The mismatch between the two parts makes it difficult to predict Greek reactions or to conceptualize how for Europe would react under similar circumstances. Asymmetry, small-large/highly developed-not so developed, etc. is also reflected in a set of well arranged, well planned European societies both socially and economically and a poorly arranged and mismanaged Greece, stumbling along with a destroyed economy. One thing is sure Greece has demonstrated courage. One thing is still unsure: can Greece reorganize the State? I believe it can! Even so predicting outcomes for Greece, for Europe………….

What should the winner of the Greek elections [25th January, 2015] try to negotiate, I ask myself in a thought experiment? Why not return Greece to democracy and say goodbye to the troika. Why not a trimmed haircut to that what Greece owes except to those countries who came to its help, well into the crisis e.g. Spain? Why not pay back time of wartime reparations? That should solve the Greek debt crisis. It could be the spark plug of development. It would impact the current uncertainties, elevate the low and falling GNP, reduce higher than high youth unemployment and keep brain power in Greece. Why not a fund for youth development, education, research and why not also for public health? Investing in Schools of Public health can bring rich rewards. OK you members of the HC push more.

If we dwell on the equation say of colonialism or modernism we will find that there is an imbalance or a not equals sign and many sighs between gains and losses. Colonialism took more away that what it gave, but the field was large. Schools of public health throughout Europe helped to bring balance.

If Greece falls apart and fails to give unto Caesar what it owes, Caesar still owes Greece much more. Banking system estimates are what they are. Meanwhile where is public health?
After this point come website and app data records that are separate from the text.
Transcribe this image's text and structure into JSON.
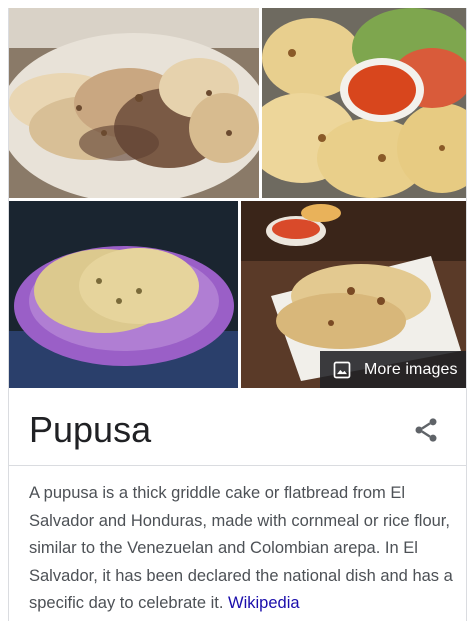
{
  "knowledge_panel": {
    "images": [
      {
        "name": "pupusa-platter-photo"
      },
      {
        "name": "pupusa-with-curtido-and-salsa-photo"
      },
      {
        "name": "pupusas-on-purple-bag-photo"
      },
      {
        "name": "pupusas-on-white-plate-photo"
      }
    ],
    "more_images_label": "More images",
    "more_images_icon": "image-icon",
    "title": "Pupusa",
    "share_icon": "share-icon",
    "description": "A pupusa is a thick griddle cake or flatbread from El Salvador and Honduras, made with cornmeal or rice flour, similar to the Venezuelan and Colombian arepa. In El Salvador, it has been declared the national dish and has a specific day to celebrate it.",
    "source_link": "Wikipedia"
  },
  "colors": {
    "link": "#1a0dab",
    "text": "#4d5156",
    "title": "#202124",
    "icon": "#5f6368"
  }
}
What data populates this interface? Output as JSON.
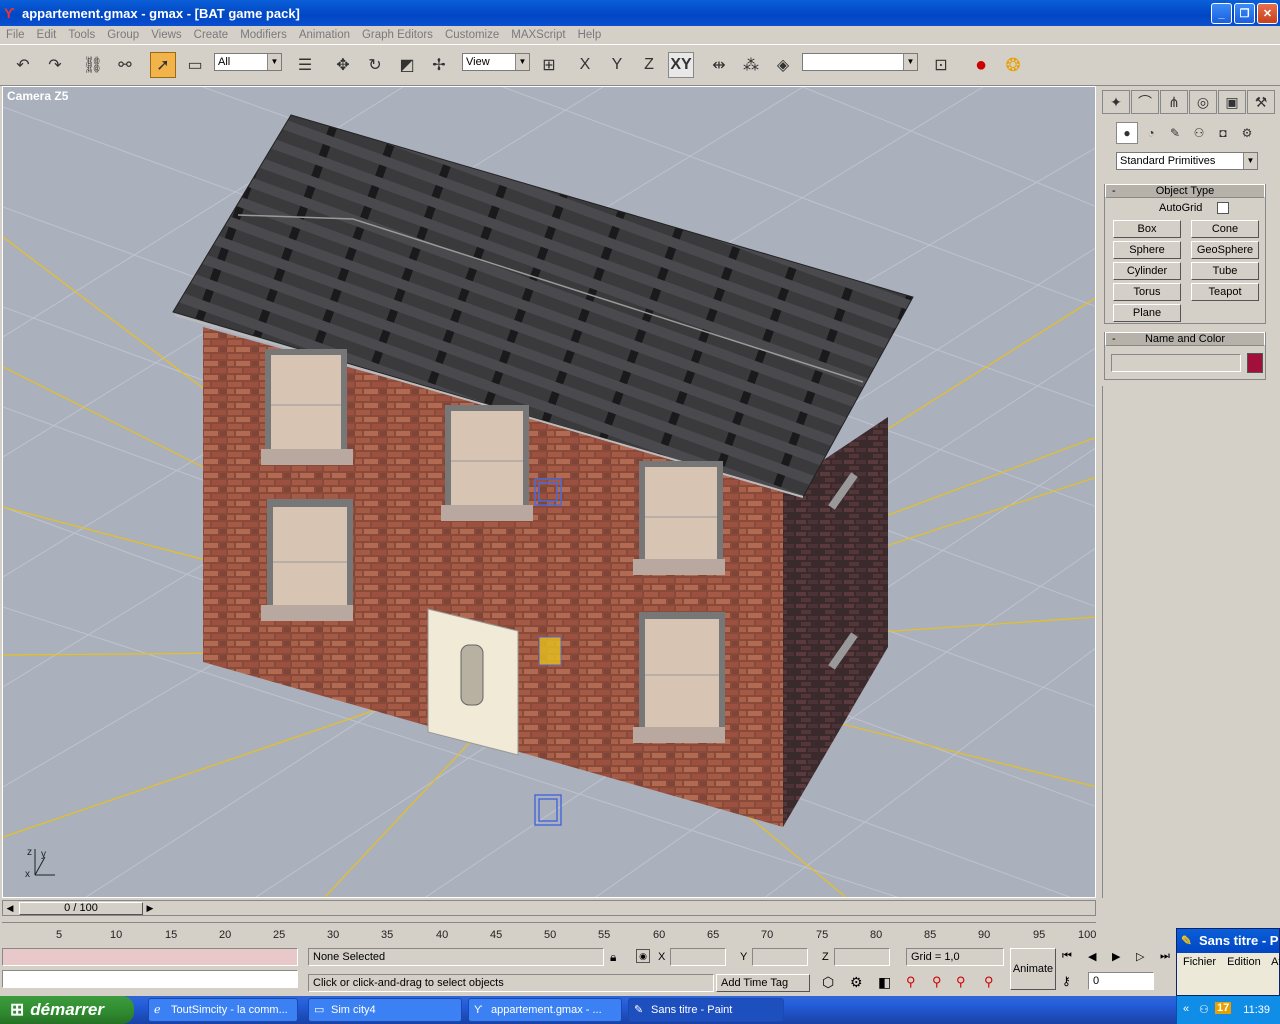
{
  "window": {
    "title": "appartement.gmax - gmax - [BAT game pack]"
  },
  "menu": [
    "File",
    "Edit",
    "Tools",
    "Group",
    "Views",
    "Create",
    "Modifiers",
    "Animation",
    "Graph Editors",
    "Customize",
    "MAXScript",
    "Help"
  ],
  "toolbar": {
    "filter_value": "All",
    "coord_value": "View",
    "axis_x": "X",
    "axis_y": "Y",
    "axis_z": "Z",
    "axis_xy": "XY",
    "named_selection": ""
  },
  "viewport": {
    "label": "Camera Z5"
  },
  "command_panel": {
    "category": "Standard Primitives",
    "object_type_title": "Object Type",
    "autogrid_label": "AutoGrid",
    "buttons": [
      "Box",
      "Cone",
      "Sphere",
      "GeoSphere",
      "Cylinder",
      "Tube",
      "Torus",
      "Teapot",
      "Plane"
    ],
    "name_color_title": "Name and Color",
    "name_value": "",
    "color": "#a0103a"
  },
  "timeline": {
    "slider_text": "0 / 100",
    "ticks": [
      "5",
      "10",
      "15",
      "20",
      "25",
      "30",
      "35",
      "40",
      "45",
      "50",
      "55",
      "60",
      "65",
      "70",
      "75",
      "80",
      "85",
      "90",
      "95",
      "100"
    ]
  },
  "status": {
    "selection": "None Selected",
    "prompt": "Click or click-and-drag to select objects",
    "x_label": "X",
    "y_label": "Y",
    "z_label": "Z",
    "grid": "Grid = 1,0",
    "add_time_tag": "Add Time Tag",
    "animate": "Animate",
    "frame": "0"
  },
  "taskbar": {
    "start": "démarrer",
    "tasks": [
      "ToutSimcity - la comm...",
      "Sim city4",
      "appartement.gmax - ...",
      "Sans titre - Paint"
    ],
    "tray_badge": "17",
    "clock": "11:39"
  },
  "paint": {
    "title": "Sans titre - P",
    "menu": [
      "Fichier",
      "Edition",
      "Af"
    ]
  }
}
Europe would obviously prefer to deal with the present crowd and powers that be in Greece. Should they win out in the elections they will ask far less than what the left will ask for, if it makes it to power? Have they already signed away more? The left scares the drachma or is it the euro out of Europe. It is saying what it will do, but can it? Alexander the Great conquered much larger armies by not following the rules expected of him by the PERSIAN field commanders. Alexis may do the same or he may do the opposite. After all, it is not easy to beat City Hall! As I wish you well in 2015 my start of the year questions are what of Europe without Greece? What of Europe without the Balkans? What of Greece without Europe? It is difficult for me to envisage a Europe without Greece. Will the cradle rock? Will the baby fall? Hope springs as eternal as birth….hooray for the EU and the Zone of Euro.